The member was deviating, but I uphold the point that other members deviated also. I ask the member for Brunswick to come back to the motion before the house.

Ms GARRETT — I will come back to the motion before the house, which adds insult to injury for the people of Victoria. After compounding the journey of this ruinous bill, which winds back rights, by squashing debate, the government is now attempting to flout the very rules and conventions of the Parliament to directly and shamelessly attack democracy in this state, all to make sure that its winding back of rights gets smashed through with unseemly haste and no scrutiny. When the people of this state elect us to this house they place trust in us that we will respect to their core the fundamental principles of democracy. They trust us that this house will be a place of genuine debate and that a vote on the floor means what it is intended to mean — it is the vehicle by which laws are made, abolished or amended.

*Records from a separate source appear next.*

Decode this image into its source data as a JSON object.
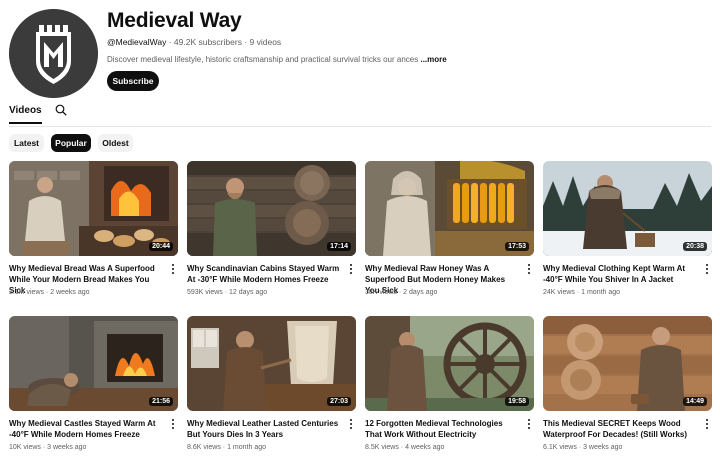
{
  "channel": {
    "name": "Medieval Way",
    "handle": "@MedievalWay",
    "subscribers": "49.2K subscribers",
    "video_count": "9 videos",
    "separator": " · ",
    "description": "Discover medieval lifestyle, historic craftsmanship and practical survival tricks our ances",
    "more_label": "...more",
    "subscribe_label": "Subscribe"
  },
  "tabs": {
    "videos_label": "Videos"
  },
  "filters": [
    {
      "label": "Latest",
      "selected": false
    },
    {
      "label": "Popular",
      "selected": true
    },
    {
      "label": "Oldest",
      "selected": false
    }
  ],
  "videos": [
    {
      "title": "Why Medieval Bread Was A Superfood While Your Modern Bread Makes You Sick",
      "views": "2.1M views",
      "age": "2 weeks ago",
      "duration": "20:44"
    },
    {
      "title": "Why Scandinavian Cabins Stayed Warm At -30°F While Modern Homes Freeze",
      "views": "593K views",
      "age": "12 days ago",
      "duration": "17:14"
    },
    {
      "title": "Why Medieval Raw Honey Was A Superfood But Modern Honey Makes You Sick",
      "views": "38K views",
      "age": "2 days ago",
      "duration": "17:53"
    },
    {
      "title": "Why Medieval Clothing Kept Warm At -40°F While You Shiver In A Jacket",
      "views": "24K views",
      "age": "1 month ago",
      "duration": "20:38"
    },
    {
      "title": "Why Medieval Castles Stayed Warm At -40°F While Modern Homes Freeze",
      "views": "10K views",
      "age": "3 weeks ago",
      "duration": "21:56"
    },
    {
      "title": "Why Medieval Leather Lasted Centuries But Yours Dies In 3 Years",
      "views": "8.6K views",
      "age": "1 month ago",
      "duration": "27:03"
    },
    {
      "title": "12 Forgotten Medieval Technologies That Work Without Electricity",
      "views": "8.5K views",
      "age": "4 weeks ago",
      "duration": "19:58"
    },
    {
      "title": "This Medieval SECRET Keeps Wood Waterproof For Decades! (Still Works)",
      "views": "6.1K views",
      "age": "3 weeks ago",
      "duration": "14:49"
    }
  ],
  "colors": {
    "text": "#0f0f0f",
    "secondary": "#606060",
    "chip_bg": "#f2f2f2"
  }
}
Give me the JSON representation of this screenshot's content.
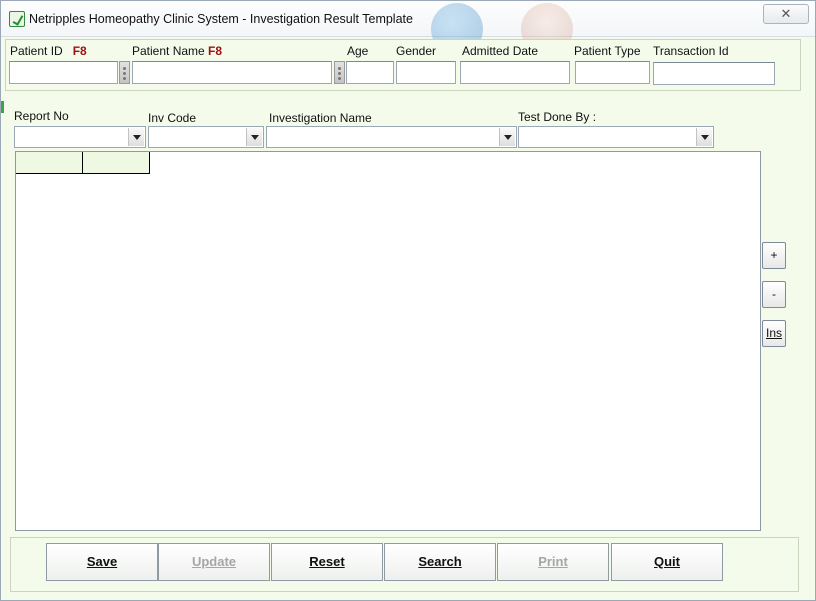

The bill that is the subject of this motion provides a clear example of why this trust is important and why it should not be breached. This bill is profound in its operation and directly impacts on the rights and opportunities of citizens. It is by respecting the rules and responsibilities of the Parliament that we honour the trust that voters have put in us. These rules and responsibilities represent a significant covenant that we make with the people of Victoria, and the government is seeking to smash that covenant today. It is seeking to smash the concept of 43 individual yeses and to arrogantly and wilfully ride roughshod over decades of parliamentary practice that is designed to uphold our democracy and therefore protect our community.

If we as members believe in our democratic system, if we care about the oath we took as members of this place, then we cannot pick and choose the rules we follow based on political expediency or fixing a political humiliation, however much of a doozy it was, because that is a very slippery slope.

We must have courage and conviction. We must hold the interests of the people we represent and the system of democracy they rely on above short-term political gain. To fail to do so is to fail the most fundamental test of responsible and worthy government. Yet that is the path this government has chosen to follow. It is a dark day for democracy, it is the blackest of marks against a government and it is a huge slap in the face for the people of this state. This government should stop kissing itself in the mirror and start taking its responsibilities seriously, like its responsibility to eradicate, not enable, discrimination.

It is in relation to this issue that I remind members of the house of the most important definition of all in this debate, which is that of discrimination. It is the unfair treatment of a person, racial group or minority and action based on prejudice. This motion, the process and the bill concerned are not accidents; they are deliberate and outrageous and will haunt this government from this day on.

The opposition vehemently opposes the motion before the house. There is a precedent in this house whereby if the government of the day has lost a bill, through its own incompetence, it accepts the will of the floor. Governments have accepted what this Parliament was designed to do. When we come into this chamber, take our oaths and vote it means that we are upholding the fundamental principles of our democracy. This government is choosing not only to flout the rights and responsibilities of this house but to ram through a piece of legislation that, at its core, winds back the rights and opportunities of many citizens of our state. It is a shameful motion. Everyone in this house who has taken that oath should reflect on the motion that is before this house and oppose it, because we are in the uncharted territory of the winding back of rights and democratic principles of this house. I vehemently oppose this motion.

Hansard, 2011